--- START ---

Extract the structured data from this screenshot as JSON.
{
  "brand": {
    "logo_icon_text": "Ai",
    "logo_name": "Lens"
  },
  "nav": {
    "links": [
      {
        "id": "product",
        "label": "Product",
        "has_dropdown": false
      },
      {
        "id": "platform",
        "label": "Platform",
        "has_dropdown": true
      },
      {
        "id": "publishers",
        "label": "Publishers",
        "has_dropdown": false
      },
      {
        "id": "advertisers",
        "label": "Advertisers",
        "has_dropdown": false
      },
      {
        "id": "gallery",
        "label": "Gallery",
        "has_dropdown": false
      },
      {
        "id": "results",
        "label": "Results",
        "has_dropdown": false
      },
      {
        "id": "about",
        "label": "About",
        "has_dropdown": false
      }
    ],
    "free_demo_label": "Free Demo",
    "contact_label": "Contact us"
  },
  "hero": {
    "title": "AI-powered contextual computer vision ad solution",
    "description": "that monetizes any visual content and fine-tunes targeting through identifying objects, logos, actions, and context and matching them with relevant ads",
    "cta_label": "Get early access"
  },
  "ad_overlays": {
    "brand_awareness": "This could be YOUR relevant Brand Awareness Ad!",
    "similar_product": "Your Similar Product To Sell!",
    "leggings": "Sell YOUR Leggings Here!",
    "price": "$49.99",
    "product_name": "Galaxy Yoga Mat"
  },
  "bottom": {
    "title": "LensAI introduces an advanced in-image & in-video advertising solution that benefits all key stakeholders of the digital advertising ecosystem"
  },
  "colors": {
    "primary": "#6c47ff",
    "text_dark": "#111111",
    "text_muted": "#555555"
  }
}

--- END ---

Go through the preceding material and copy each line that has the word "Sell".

> **Written solution**
    "similar_product": "Your Similar Product To Sell!",
    "leggings": "Sell YOUR Leggings Here!",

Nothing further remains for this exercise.